According to the U.S. Citizenship and Immigration Services (USCIS), the final rule was reached after it considered all of the 4,000 comments it received in response to a proposed rule it issued in April 2012.
“The law is designed to avoid extreme hardship to U.S. citizens, which is precisely what this rule achieves,” USCIS Director Mayorkas said. “The change will have a significant impact on American families by greatly reducing the time family members are separated from those they rely upon.”
“We welcome the Obama administration’s recent decision to ease visa requirements for undocumented immigrants,” said National Federation of Filipino American Associations (NaFFAA) Chairman Eduardo Navarra in a statement.
“This commendable action would make it easier for them to apply for permanent residency without going through the harsh restrictions that separate them from their families. We are pleased with this rule change as it would benefit many in our community who are caught in visa backlogs, often experiencing the longest wait times of up to 22 years. Even if they are eligible for green cards, the bureaucratic barriers have caused unnecessary long-term separation from their U.S. citizen spouses and children.”
Under the new rule, certain eligible family members may apply for a provisional unlawful presence waiver (also called the family unity waiver) prior to leaving the United States for their visa interview in their home country. With an approved waiver in hand, these family members can then complete their travel and visa appointment in a short time and avoid spending additional time in their home countries separated from loved ones in the United States.
Navarra also noted that this is what NaFFAA has been advocating with its coalition partners in the Asian American community for years.
“It complements the White House decision announced last June to stop deporting young people who were brought to the country as children and have contributed productively as law abiding residents. These are meaningful steps forward,” said Navarra.
Previously, immediately relatives of U.S. citizens who are not eligible to adjust status in the United States to become lawful permanent residents must leave the U.S. and obtain an immigrant visa abroad.
Individuals who have accrued more than six months of unlawful presence while in the United States must obtain a waiver to overcome the unlawful presence inadmissibility bar before they can return to the United States after departing to obtain an immigrant visa.
Under the existing waiver process, which remains available to those who do not qualify for the new process, immediate relatives cannot file a waiver application until after they have appeared for an immigrant visa interview abroad and the Department of State has determined that they are inadmissible.
In order to obtain a provisional unlawful presence waiver, the applicant must be an immediate relative of a U.S. citizen, inadmissible only on account of unlawful presence, and demonstrate the denial of the waiver would result in extreme hardship to his or her U.S. citizen spouse or parent.
According to the Asian American Justice Center, as of November 2012, there were nearly 4.3 million people in the family backlog and almost 1.9 million of them come from Asian countries.

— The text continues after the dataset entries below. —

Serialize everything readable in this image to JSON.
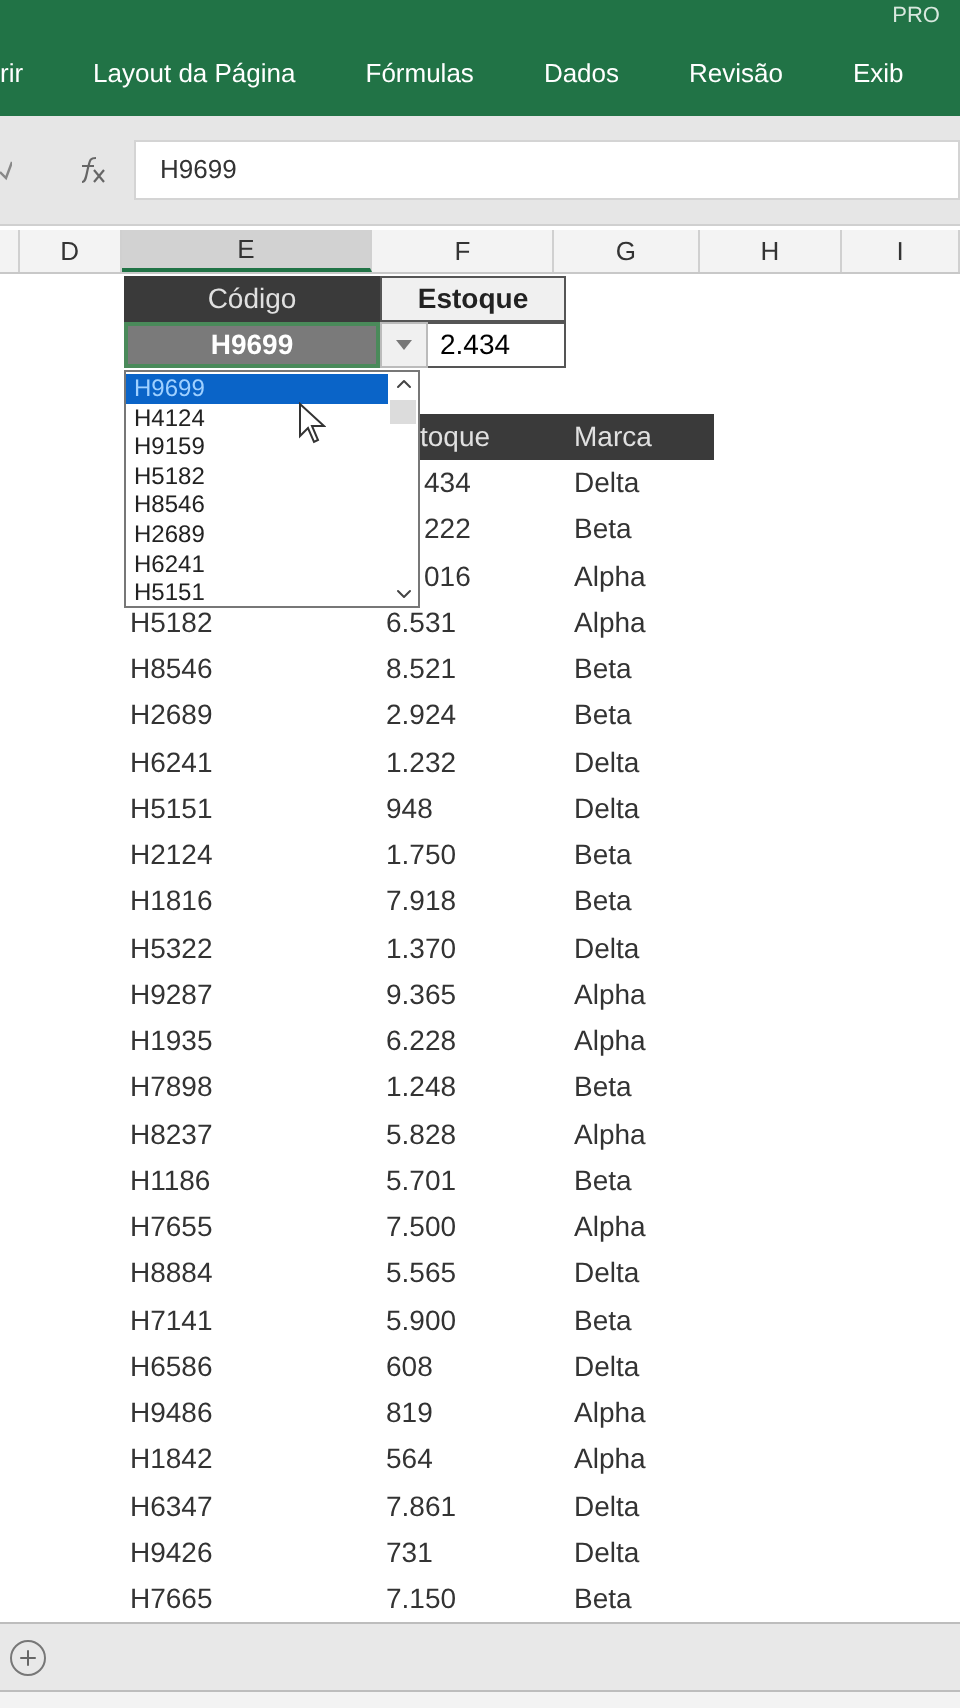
{
  "title": "PRO",
  "ribbon_tabs": [
    "rir",
    "Layout da Página",
    "Fórmulas",
    "Dados",
    "Revisão",
    "Exib"
  ],
  "formula_bar": {
    "value": "H9699"
  },
  "column_headers": [
    {
      "label": "D",
      "selected": false
    },
    {
      "label": "E",
      "selected": true
    },
    {
      "label": "F",
      "selected": false
    },
    {
      "label": "G",
      "selected": false
    },
    {
      "label": "H",
      "selected": false
    },
    {
      "label": "I",
      "selected": false
    }
  ],
  "lookup": {
    "code_header": "Código",
    "stock_header": "Estoque",
    "code": "H9699",
    "stock": "2.434"
  },
  "dropdown": {
    "items": [
      {
        "label": "H9699",
        "selected": true
      },
      {
        "label": "H4124",
        "selected": false
      },
      {
        "label": "H9159",
        "selected": false
      },
      {
        "label": "H5182",
        "selected": false
      },
      {
        "label": "H8546",
        "selected": false
      },
      {
        "label": "H2689",
        "selected": false
      },
      {
        "label": "H6241",
        "selected": false
      },
      {
        "label": "H5151",
        "selected": false
      }
    ]
  },
  "table": {
    "columns": [
      "toque",
      "Marca"
    ],
    "rows": [
      {
        "stock": "434",
        "brand": "Delta"
      },
      {
        "stock": "222",
        "brand": "Beta"
      },
      {
        "stock": "016",
        "brand": "Alpha"
      },
      {
        "code": "H5182",
        "stock": "6.531",
        "brand": "Alpha"
      },
      {
        "code": "H8546",
        "stock": "8.521",
        "brand": "Beta"
      },
      {
        "code": "H2689",
        "stock": "2.924",
        "brand": "Beta"
      },
      {
        "code": "H6241",
        "stock": "1.232",
        "brand": "Delta"
      },
      {
        "code": "H5151",
        "stock": "948",
        "brand": "Delta"
      },
      {
        "code": "H2124",
        "stock": "1.750",
        "brand": "Beta"
      },
      {
        "code": "H1816",
        "stock": "7.918",
        "brand": "Beta"
      },
      {
        "code": "H5322",
        "stock": "1.370",
        "brand": "Delta"
      },
      {
        "code": "H9287",
        "stock": "9.365",
        "brand": "Alpha"
      },
      {
        "code": "H1935",
        "stock": "6.228",
        "brand": "Alpha"
      },
      {
        "code": "H7898",
        "stock": "1.248",
        "brand": "Beta"
      },
      {
        "code": "H8237",
        "stock": "5.828",
        "brand": "Alpha"
      },
      {
        "code": "H1186",
        "stock": "5.701",
        "brand": "Beta"
      },
      {
        "code": "H7655",
        "stock": "7.500",
        "brand": "Alpha"
      },
      {
        "code": "H8884",
        "stock": "5.565",
        "brand": "Delta"
      },
      {
        "code": "H7141",
        "stock": "5.900",
        "brand": "Beta"
      },
      {
        "code": "H6586",
        "stock": "608",
        "brand": "Delta"
      },
      {
        "code": "H9486",
        "stock": "819",
        "brand": "Alpha"
      },
      {
        "code": "H1842",
        "stock": "564",
        "brand": "Alpha"
      },
      {
        "code": "H6347",
        "stock": "7.861",
        "brand": "Delta"
      },
      {
        "code": "H9426",
        "stock": "731",
        "brand": "Delta"
      },
      {
        "code": "H7665",
        "stock": "7.150",
        "brand": "Beta"
      }
    ]
  }
}
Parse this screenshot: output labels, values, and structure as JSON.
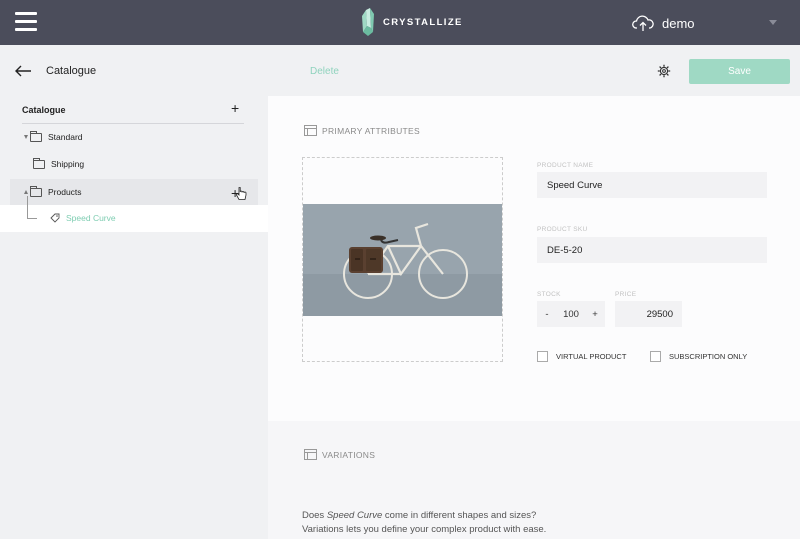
{
  "topbar": {
    "brand": "CRYSTALLIZE",
    "tenant": "demo"
  },
  "sidebar": {
    "section_title": "Catalogue",
    "tree_header": "Catalogue",
    "add_symbol": "+",
    "items": [
      {
        "label": "Standard",
        "type": "folder",
        "expanded": true
      },
      {
        "label": "Shipping",
        "type": "folder"
      },
      {
        "label": "Products",
        "type": "folder",
        "expanded": true
      },
      {
        "label": "Speed Curve",
        "type": "product",
        "selected": true
      }
    ]
  },
  "toolbar": {
    "delete_label": "Delete",
    "save_label": "Save"
  },
  "primary": {
    "heading": "PRIMARY ATTRIBUTES",
    "product_name_label": "PRODUCT NAME",
    "product_name_value": "Speed Curve",
    "sku_label": "PRODUCT SKU",
    "sku_value": "DE-5-20",
    "stock_label": "STOCK",
    "stock_value": "100",
    "stock_minus": "-",
    "stock_plus": "+",
    "price_label": "PRICE",
    "price_value": "29500",
    "virtual_label": "VIRTUAL PRODUCT",
    "subscription_label": "SUBSCRIPTION ONLY"
  },
  "variations": {
    "heading": "VARIATIONS",
    "line1_pre": "Does ",
    "line1_em": "Speed Curve",
    "line1_post": " come in different shapes and sizes?",
    "line2": "Variations lets you define your complex product with ease."
  },
  "colors": {
    "topbar": "#4b4d5b",
    "accent": "#9fd9c4",
    "accent_text": "#8fd3bd"
  }
}
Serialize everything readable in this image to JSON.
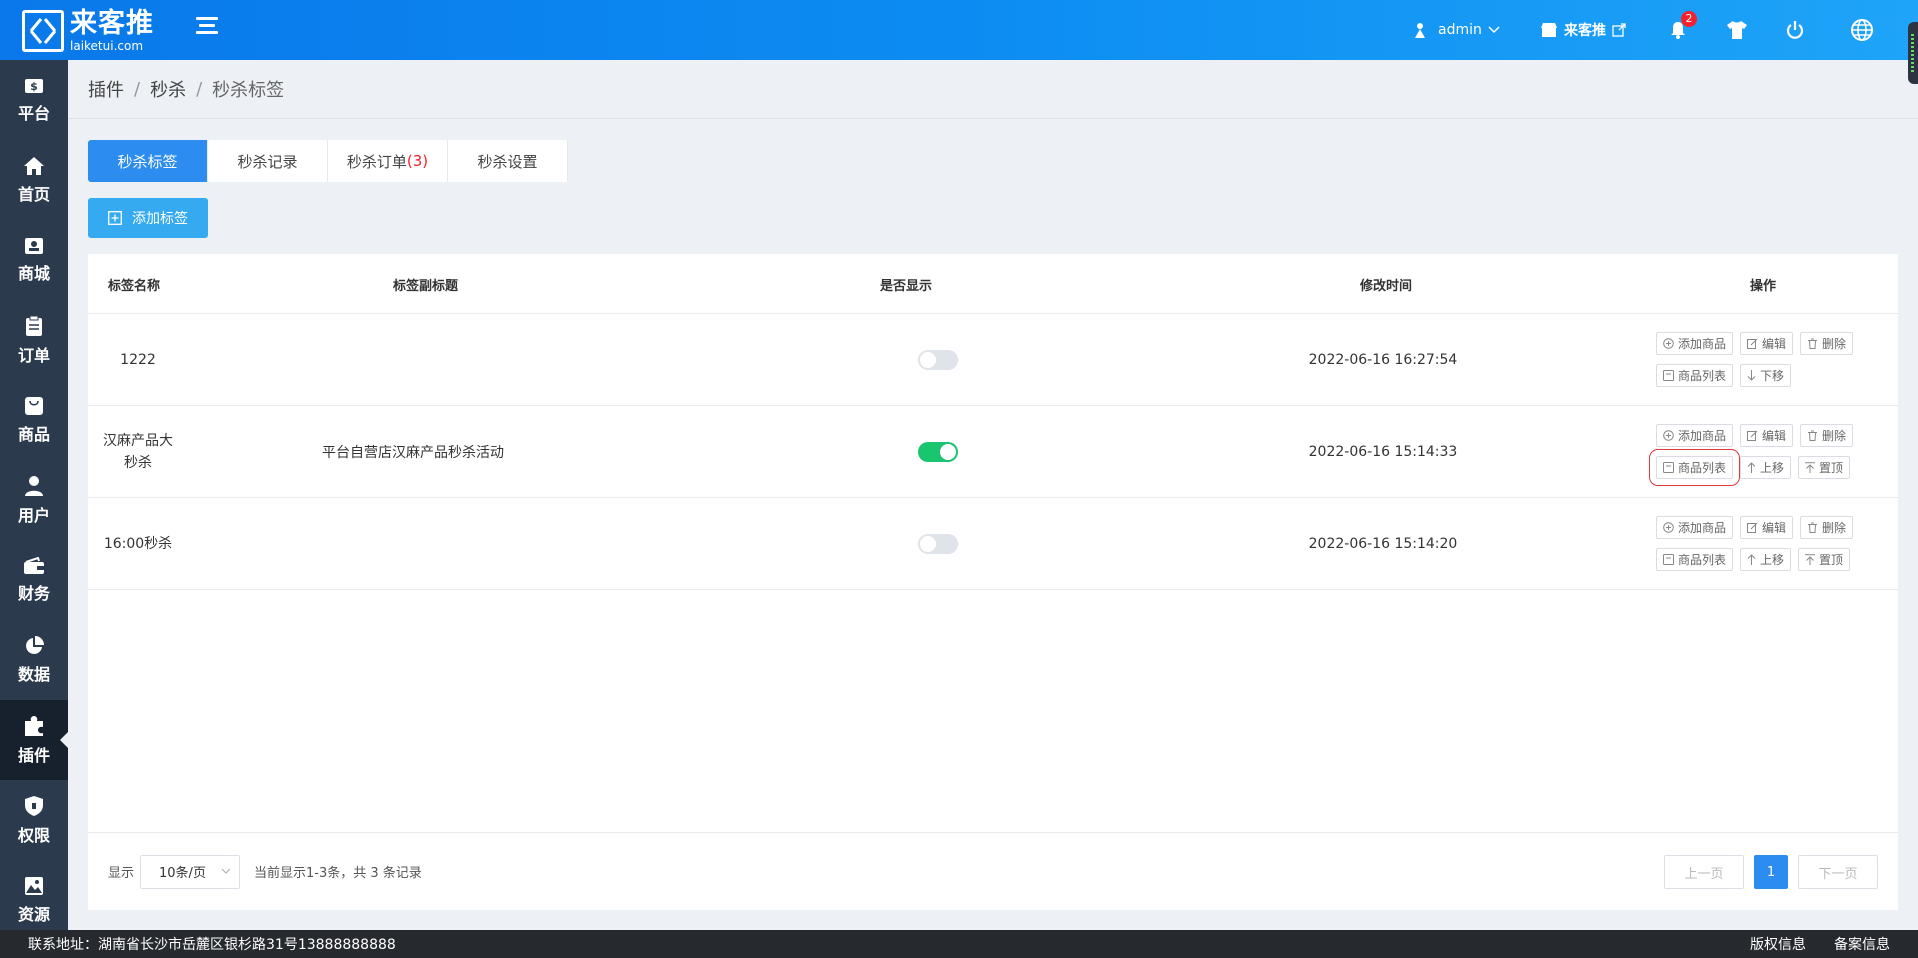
{
  "header": {
    "logo_name": "来客推",
    "logo_domain": "laiketui.com",
    "user": "admin",
    "shop": "来客推",
    "notifications": "2"
  },
  "sidebar": {
    "items": [
      {
        "label": "平台",
        "icon": "dollar-icon"
      },
      {
        "label": "首页",
        "icon": "home-icon"
      },
      {
        "label": "商城",
        "icon": "store-icon"
      },
      {
        "label": "订单",
        "icon": "clipboard-icon"
      },
      {
        "label": "商品",
        "icon": "bag-icon"
      },
      {
        "label": "用户",
        "icon": "user-icon"
      },
      {
        "label": "财务",
        "icon": "wallet-icon"
      },
      {
        "label": "数据",
        "icon": "pie-icon"
      },
      {
        "label": "插件",
        "icon": "puzzle-icon"
      },
      {
        "label": "权限",
        "icon": "shield-icon"
      },
      {
        "label": "资源",
        "icon": "image-icon"
      }
    ],
    "active": "插件"
  },
  "breadcrumb": [
    "插件",
    "秒杀",
    "秒杀标签"
  ],
  "tabs": [
    {
      "label": "秒杀标签"
    },
    {
      "label": "秒杀记录"
    },
    {
      "label": "秒杀订单",
      "count": "(3)"
    },
    {
      "label": "秒杀设置"
    }
  ],
  "add_button": "添加标签",
  "table": {
    "columns": [
      "标签名称",
      "标签副标题",
      "是否显示",
      "修改时间",
      "操作"
    ],
    "rows": [
      {
        "name": "1222",
        "subtitle": "",
        "show": false,
        "time": "2022-06-16 16:27:54",
        "ops1": [
          "添加商品",
          "编辑",
          "删除"
        ],
        "ops2": [
          "商品列表",
          "下移"
        ]
      },
      {
        "name": "汉麻产品大秒杀",
        "subtitle": "平台自营店汉麻产品秒杀活动",
        "show": true,
        "time": "2022-06-16 15:14:33",
        "ops1": [
          "添加商品",
          "编辑",
          "删除"
        ],
        "ops2": [
          "商品列表",
          "上移",
          "置顶"
        ]
      },
      {
        "name": "16:00秒杀",
        "subtitle": "",
        "show": false,
        "time": "2022-06-16 15:14:20",
        "ops1": [
          "添加商品",
          "编辑",
          "删除"
        ],
        "ops2": [
          "商品列表",
          "上移",
          "置顶"
        ]
      }
    ]
  },
  "pagination": {
    "show_label": "显示",
    "page_size": "10条/页",
    "summary": "当前显示1-3条，共 3 条记录",
    "prev": "上一页",
    "current": "1",
    "next": "下一页"
  },
  "footer": {
    "address": "联系地址：湖南省长沙市岳麓区银杉路31号13888888888",
    "copyright": "版权信息",
    "record": "备案信息"
  },
  "colors": {
    "primary": "#2d8cf0",
    "header": "#0c8cf2",
    "sidebar": "#2c3a4d",
    "switch_on": "#19c66f",
    "badge": "#f5222d"
  }
}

After Mexico, close family members from the Philippines, India, Vietnam and China experience the longest wait times.
USCIS will publish a new form, Form I-601A, Application for a Provisional Unlawful Presence Waiver, for individuals to use when applying for a provisional unlawful presence waiver under the new process.